* _Task_
State the number of lines in these records that include the word "data", and add nothing to it.

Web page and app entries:
- Opening Delimiter -

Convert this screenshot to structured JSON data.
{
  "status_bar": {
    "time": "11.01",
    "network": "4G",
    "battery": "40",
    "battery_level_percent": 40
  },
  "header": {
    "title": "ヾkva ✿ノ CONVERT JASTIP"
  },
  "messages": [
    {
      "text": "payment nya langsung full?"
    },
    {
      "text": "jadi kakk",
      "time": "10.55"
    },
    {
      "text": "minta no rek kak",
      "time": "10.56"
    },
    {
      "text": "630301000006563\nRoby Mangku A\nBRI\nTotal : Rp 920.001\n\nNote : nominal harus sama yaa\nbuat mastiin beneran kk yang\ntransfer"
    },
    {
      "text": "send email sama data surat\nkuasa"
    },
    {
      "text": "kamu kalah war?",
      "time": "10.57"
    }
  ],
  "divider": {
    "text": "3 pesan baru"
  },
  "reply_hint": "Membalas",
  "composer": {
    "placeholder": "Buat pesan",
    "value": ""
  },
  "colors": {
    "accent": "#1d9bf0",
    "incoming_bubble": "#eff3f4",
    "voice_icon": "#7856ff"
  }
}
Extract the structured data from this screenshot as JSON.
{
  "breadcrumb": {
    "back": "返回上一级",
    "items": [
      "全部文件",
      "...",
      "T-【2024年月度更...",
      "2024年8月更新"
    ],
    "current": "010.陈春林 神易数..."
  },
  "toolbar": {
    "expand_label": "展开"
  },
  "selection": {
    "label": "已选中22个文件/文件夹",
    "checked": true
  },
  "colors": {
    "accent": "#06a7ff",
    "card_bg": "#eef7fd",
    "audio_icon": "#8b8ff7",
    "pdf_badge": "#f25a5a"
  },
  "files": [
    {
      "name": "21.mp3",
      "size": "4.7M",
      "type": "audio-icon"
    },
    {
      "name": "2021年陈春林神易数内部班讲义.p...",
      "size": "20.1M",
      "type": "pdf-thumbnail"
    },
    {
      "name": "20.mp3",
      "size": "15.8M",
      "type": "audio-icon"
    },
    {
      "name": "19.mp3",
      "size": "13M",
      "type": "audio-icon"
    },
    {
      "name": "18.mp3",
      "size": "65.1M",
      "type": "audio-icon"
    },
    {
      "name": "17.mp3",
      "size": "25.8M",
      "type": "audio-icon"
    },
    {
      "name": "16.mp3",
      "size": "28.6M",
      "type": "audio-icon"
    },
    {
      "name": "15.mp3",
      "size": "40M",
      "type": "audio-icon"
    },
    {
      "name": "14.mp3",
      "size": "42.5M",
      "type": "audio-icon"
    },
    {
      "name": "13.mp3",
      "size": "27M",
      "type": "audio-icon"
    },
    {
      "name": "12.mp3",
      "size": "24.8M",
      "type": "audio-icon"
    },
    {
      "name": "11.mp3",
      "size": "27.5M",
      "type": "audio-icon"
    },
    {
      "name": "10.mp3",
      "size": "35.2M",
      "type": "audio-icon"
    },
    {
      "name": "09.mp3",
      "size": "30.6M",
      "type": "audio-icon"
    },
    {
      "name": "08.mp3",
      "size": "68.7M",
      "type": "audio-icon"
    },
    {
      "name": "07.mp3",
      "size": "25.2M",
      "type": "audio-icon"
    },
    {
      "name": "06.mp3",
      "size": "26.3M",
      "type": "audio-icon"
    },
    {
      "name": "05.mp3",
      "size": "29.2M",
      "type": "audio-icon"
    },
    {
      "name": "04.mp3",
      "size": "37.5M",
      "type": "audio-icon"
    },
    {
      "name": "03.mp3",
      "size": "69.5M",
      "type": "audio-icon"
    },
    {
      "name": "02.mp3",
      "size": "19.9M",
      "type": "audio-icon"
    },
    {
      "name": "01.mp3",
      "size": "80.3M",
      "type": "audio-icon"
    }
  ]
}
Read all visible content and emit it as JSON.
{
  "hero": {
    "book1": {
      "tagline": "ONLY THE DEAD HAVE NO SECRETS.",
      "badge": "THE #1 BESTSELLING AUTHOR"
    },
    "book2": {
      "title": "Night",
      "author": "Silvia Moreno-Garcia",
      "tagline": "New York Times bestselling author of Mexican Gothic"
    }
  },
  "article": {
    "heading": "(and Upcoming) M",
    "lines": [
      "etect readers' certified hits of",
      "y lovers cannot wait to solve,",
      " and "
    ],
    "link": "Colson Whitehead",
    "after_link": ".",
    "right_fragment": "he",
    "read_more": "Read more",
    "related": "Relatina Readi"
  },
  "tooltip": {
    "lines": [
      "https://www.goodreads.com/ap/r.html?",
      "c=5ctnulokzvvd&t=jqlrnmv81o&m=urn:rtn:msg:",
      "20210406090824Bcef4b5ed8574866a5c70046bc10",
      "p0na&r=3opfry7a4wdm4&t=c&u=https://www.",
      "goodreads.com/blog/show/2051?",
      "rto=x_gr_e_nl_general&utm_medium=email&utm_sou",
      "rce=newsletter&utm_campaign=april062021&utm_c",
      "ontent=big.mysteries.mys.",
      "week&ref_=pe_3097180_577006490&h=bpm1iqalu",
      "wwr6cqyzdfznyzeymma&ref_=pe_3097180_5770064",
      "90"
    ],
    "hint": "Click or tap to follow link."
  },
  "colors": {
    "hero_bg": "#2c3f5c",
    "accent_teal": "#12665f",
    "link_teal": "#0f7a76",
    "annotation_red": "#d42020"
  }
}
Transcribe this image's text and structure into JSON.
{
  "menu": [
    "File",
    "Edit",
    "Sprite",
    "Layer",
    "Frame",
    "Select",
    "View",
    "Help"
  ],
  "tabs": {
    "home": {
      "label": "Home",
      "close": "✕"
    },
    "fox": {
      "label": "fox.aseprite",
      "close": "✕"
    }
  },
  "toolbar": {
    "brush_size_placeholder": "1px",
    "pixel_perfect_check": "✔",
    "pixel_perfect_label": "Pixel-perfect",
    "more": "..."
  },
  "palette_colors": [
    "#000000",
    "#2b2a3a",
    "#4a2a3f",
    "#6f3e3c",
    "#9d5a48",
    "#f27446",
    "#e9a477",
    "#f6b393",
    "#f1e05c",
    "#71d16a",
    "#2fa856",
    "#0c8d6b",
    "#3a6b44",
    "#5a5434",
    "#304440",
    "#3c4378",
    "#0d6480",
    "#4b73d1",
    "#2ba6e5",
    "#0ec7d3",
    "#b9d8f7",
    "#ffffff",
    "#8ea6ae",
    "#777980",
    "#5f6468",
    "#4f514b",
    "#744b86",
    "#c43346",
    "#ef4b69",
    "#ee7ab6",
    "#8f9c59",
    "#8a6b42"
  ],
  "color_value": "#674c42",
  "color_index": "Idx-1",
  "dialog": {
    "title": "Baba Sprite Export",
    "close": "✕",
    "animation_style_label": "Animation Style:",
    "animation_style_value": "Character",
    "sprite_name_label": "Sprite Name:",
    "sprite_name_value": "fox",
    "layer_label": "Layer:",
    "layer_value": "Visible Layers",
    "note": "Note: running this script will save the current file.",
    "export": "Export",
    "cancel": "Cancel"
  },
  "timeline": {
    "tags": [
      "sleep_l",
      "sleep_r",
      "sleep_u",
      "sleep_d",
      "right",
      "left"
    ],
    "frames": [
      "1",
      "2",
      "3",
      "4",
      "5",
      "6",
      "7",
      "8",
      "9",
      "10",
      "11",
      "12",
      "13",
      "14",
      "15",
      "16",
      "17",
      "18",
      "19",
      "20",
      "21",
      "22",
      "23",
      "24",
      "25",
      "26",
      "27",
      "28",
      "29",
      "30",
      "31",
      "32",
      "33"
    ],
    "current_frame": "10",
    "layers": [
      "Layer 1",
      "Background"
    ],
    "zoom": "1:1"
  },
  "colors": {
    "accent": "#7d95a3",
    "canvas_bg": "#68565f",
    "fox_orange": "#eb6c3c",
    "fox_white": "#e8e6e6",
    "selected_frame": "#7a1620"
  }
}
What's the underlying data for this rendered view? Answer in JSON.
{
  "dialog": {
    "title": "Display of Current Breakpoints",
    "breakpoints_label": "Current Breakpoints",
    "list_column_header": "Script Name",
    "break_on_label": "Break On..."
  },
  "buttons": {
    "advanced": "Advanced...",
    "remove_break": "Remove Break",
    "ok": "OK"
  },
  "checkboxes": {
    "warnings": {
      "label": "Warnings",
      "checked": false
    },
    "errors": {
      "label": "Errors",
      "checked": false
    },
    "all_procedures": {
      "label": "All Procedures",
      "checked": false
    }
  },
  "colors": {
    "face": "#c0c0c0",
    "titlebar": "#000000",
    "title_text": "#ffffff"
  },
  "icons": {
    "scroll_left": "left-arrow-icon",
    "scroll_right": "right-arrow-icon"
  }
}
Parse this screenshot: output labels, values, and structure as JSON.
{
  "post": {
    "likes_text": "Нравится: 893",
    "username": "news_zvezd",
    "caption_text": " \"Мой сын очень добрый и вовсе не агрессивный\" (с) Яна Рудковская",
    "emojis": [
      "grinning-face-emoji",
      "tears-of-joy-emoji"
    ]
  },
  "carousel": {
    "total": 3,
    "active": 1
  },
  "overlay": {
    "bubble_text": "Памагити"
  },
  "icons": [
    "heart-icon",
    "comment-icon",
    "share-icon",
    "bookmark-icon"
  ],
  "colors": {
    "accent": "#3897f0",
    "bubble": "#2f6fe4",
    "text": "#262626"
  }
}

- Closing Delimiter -

* _Result of this task_
4